On the other end of the spectrum, here I am trying to understand a paper written by my own tutor, and I can just tweet this post to him and he can tell me whether I’m asking the ‘right’ questions about it 😉
I came to the paper with the question ‘why has David asked us to read this paper?’. On reading the abstract my question became ‘will this explain David’s own approach to teaching?’. Then on finishing the paper my question was: ‘is David conceptualising ‘understanding’ as a mindful negotiation of interpretations?’, and ‘why does this approach appeal to me personally?’
In answer to the final question I wondered whether it is because of its slipperiness; its propensity to evade capture and measurement and therefore its subversiveness. I’ve always found other people’s minds highly mysterious so an interpretivist perspective comes naturally 😉
Thanks for this Lindsay. I think I might drip feed some comments.
On the possibility of an insight into my own teaching? I’d like to think so.
Look at how my friend Mark Jonas describes his own teaching style on his profile page here:
I sort of wish I’d written that!
On reflection I might have put the main thesis more strongly: that the curriculum, or scheme, is part of the ‘materiality’ of the learning event, and is essentially inevitable, but also has anti-educational implications. I like that tension.
I think that’s the interesting thing – that what the author might see as their main thesis might not be what the reader finds the most thought-provoking. But I’m looking at the paper on two different levels; on one level I clearly see the above as the main point, but on the level of a student of yours thinking about how I read and respond to the text… that’s something different. And I think when we’re explicitly in the simultaneous position of teaching (about teaching and learning) and learning about teaching, there are always at least two possible levels (or angles, to use another metaphor) of engagement with learning objects, and often many more.
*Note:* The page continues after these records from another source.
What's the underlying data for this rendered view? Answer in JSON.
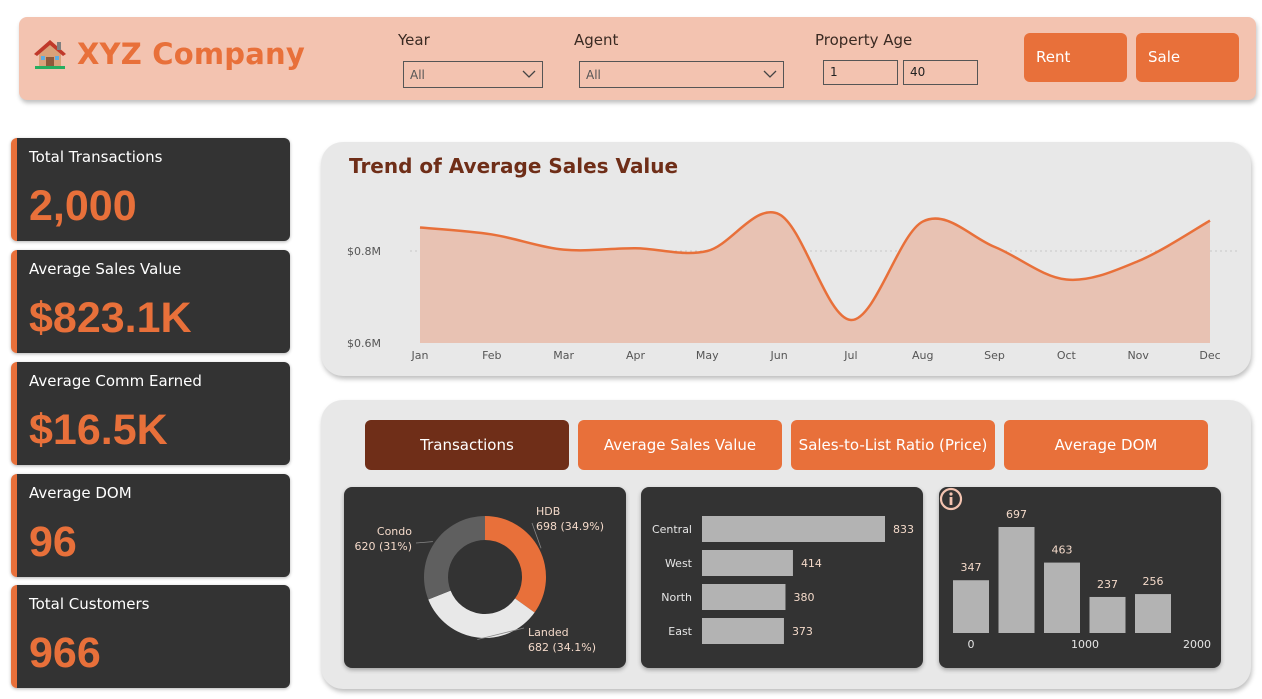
{
  "header": {
    "title": "XYZ Company",
    "logo_icon": "house-icon",
    "filters": {
      "year": {
        "label": "Year",
        "value": "All"
      },
      "agent": {
        "label": "Agent",
        "value": "All"
      },
      "property_age": {
        "label": "Property Age",
        "min": "1",
        "max": "40"
      }
    },
    "buttons": {
      "rent": "Rent",
      "sale": "Sale"
    }
  },
  "kpis": [
    {
      "label": "Total Transactions",
      "value": "2,000"
    },
    {
      "label": "Average Sales Value",
      "value": "$823.1K"
    },
    {
      "label": "Average Comm Earned",
      "value": "$16.5K"
    },
    {
      "label": "Average DOM",
      "value": "96"
    },
    {
      "label": "Total Customers",
      "value": "966"
    }
  ],
  "tabs": [
    "Transactions",
    "Average Sales Value",
    "Sales-to-List Ratio (Price)",
    "Average DOM"
  ],
  "active_tab": "Transactions",
  "colors": {
    "accent": "#e8703a",
    "dark": "#6f2e18",
    "card": "#333333",
    "header_bg": "#f3c3b0"
  },
  "chart_data": [
    {
      "type": "area",
      "title": "Trend of Average Sales Value",
      "x": [
        "Jan",
        "Feb",
        "Mar",
        "Apr",
        "May",
        "Jun",
        "Jul",
        "Aug",
        "Sep",
        "Oct",
        "Nov",
        "Dec"
      ],
      "values": [
        0.851,
        0.836,
        0.803,
        0.806,
        0.8,
        0.88,
        0.65,
        0.864,
        0.809,
        0.738,
        0.778,
        0.866
      ],
      "yticks": [
        {
          "value": 0.6,
          "label": "$0.6M"
        },
        {
          "value": 0.8,
          "label": "$0.8M"
        }
      ],
      "ylim": [
        0.6,
        0.95
      ],
      "grid": true
    },
    {
      "type": "pie",
      "variant": "donut",
      "slices": [
        {
          "name": "HDB",
          "value": 698,
          "label": "698 (34.9%)",
          "color": "#e8703a"
        },
        {
          "name": "Landed",
          "value": 682,
          "label": "682 (34.1%)",
          "color": "#e8e8e8"
        },
        {
          "name": "Condo",
          "value": 620,
          "label": "620 (31%)",
          "color": "#5f5f5f"
        }
      ]
    },
    {
      "type": "bar",
      "orientation": "horizontal",
      "categories": [
        "Central",
        "West",
        "North",
        "East"
      ],
      "values": [
        833,
        414,
        380,
        373
      ],
      "xlim": [
        0,
        833
      ]
    },
    {
      "type": "bar",
      "variant": "histogram",
      "values": [
        347,
        697,
        463,
        237,
        256
      ],
      "xticks": [
        "0",
        "1000",
        "2000"
      ],
      "ylim": [
        0,
        697
      ]
    }
  ]
}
Mark Jonas looks like a good person to know. Is there anything he’s written that you’d recommend I read? His presentations look more immediately relevant to me than the papers, but I thought the stuff about cultivating “just lives and a liberating, authentic, and dynamic classroom practice” resonates with my thesis topic.